It's hard to overcome the expectations that come to an artist as a result of a larger than life hit. Avicii’s inescapable “Le7els”; a massive pop breakthrough and undeniably the biggest EDM song to hit clubs, stages, and radios worldwide, certainly placed the bar high for his debut album True. The lesson revealed after listening to his LP: such high expectations cannot be met; they must be succeeded, and in order to do so Avicii had to do the unexpected.
While country influences in house are nothing new (see Bob Sinclair's 2007 Western Dream) the idea that an artist placed on house's highest pedestal would merge so deep into an opposite spectrum of sound, and release said merger of sound under the same alias is truly unheard of. Heads turned a 360° at the Ultra premiere of “Wake Me Up;” with full grassroots band in tow nonetheless!
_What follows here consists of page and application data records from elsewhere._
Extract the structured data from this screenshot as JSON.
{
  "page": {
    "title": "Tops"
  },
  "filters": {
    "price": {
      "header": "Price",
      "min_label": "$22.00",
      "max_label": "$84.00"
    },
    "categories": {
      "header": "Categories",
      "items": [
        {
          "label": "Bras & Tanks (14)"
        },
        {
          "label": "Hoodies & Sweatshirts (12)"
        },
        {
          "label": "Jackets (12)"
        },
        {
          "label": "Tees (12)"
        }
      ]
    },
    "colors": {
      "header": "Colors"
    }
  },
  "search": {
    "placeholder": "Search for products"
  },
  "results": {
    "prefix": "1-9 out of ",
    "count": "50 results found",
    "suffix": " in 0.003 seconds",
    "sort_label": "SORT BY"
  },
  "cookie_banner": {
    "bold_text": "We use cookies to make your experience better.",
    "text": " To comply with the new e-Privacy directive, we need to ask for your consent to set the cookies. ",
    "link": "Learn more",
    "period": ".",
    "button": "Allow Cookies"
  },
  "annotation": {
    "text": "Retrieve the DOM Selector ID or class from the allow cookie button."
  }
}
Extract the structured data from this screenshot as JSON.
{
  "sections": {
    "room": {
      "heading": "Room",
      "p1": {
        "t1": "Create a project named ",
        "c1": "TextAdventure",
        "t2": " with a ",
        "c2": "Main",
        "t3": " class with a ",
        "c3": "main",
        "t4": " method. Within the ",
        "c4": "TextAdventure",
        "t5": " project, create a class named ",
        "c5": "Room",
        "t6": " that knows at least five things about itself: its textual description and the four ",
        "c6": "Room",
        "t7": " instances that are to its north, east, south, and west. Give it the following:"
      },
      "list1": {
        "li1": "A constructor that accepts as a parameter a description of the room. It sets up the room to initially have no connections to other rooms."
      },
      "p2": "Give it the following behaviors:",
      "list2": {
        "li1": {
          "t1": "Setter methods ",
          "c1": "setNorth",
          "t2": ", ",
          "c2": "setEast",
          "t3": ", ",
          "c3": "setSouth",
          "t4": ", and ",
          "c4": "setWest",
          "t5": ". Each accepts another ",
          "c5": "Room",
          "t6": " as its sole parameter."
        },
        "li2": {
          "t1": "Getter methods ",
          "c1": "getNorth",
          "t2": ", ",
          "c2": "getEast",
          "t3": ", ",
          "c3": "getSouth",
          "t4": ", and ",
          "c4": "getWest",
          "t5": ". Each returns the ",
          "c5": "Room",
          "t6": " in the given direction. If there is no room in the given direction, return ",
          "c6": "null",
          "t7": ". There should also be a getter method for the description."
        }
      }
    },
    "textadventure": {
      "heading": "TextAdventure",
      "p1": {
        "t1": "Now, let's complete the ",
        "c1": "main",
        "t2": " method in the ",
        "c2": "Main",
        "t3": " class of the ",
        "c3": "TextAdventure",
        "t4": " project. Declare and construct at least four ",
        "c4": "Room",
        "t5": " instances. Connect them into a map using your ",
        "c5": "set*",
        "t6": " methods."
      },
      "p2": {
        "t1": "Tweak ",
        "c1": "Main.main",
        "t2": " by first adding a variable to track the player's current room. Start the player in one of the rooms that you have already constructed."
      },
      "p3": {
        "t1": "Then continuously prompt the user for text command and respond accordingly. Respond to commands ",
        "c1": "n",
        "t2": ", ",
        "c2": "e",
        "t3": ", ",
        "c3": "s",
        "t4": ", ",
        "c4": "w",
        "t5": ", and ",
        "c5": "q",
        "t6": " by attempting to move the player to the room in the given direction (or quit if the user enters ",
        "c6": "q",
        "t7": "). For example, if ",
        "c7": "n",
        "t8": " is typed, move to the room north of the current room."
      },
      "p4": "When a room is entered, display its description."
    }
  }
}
But while many are skeptical and unwilling to accept that their beloved Avicii would “go country” on them, True stands by its title and exceeds initial judgement. What was at first thought to be a genius gimmick by manager and credited co-producer Ash Pournouri to tap into the ever-booming country music market, turns out to be genius in and of itself.
The shrill kazoo incorporated on main stage, confetti blaster made tracks like “Dear Boy,” and “Shame on Me” sounds so out of place it raises goosebumps, yet feels so natural it spurs feet to dance joyously, with a grin from ear to ear.
Sultry, smooth, and soulful vocals on guilt-ridden jams “Liar Liar” “Addicted to You” and “Long Road to Hell” express passion and remorse in a way that might not have hit as hard had Pournuri arranged more typical, throwaway house vocalists.
But True doesn’t completely shy away from dance musics roots. A funky Nile Rodger’s collaboration on “Lay Me Down,” complete with diva-esque vocals compliments of Adam Lambert, puts listeners in a disco mood. Piano heavy “You Make Me” stands as a sort of indie electro jam that contends to be in the next Gap ad. Avicii even flexes his orchestral talents in the adventurous “Heart Upon My Sleeve” and epic “Edom”.
Skeptical EDM purists might be apprehensive to accept True at first, but all things considered, it's a polished pop record with hosts of influences that achieve it’s mainstream, feel-good sound. It relates to our hearts, repents for our sins, and ultimately invites us to party.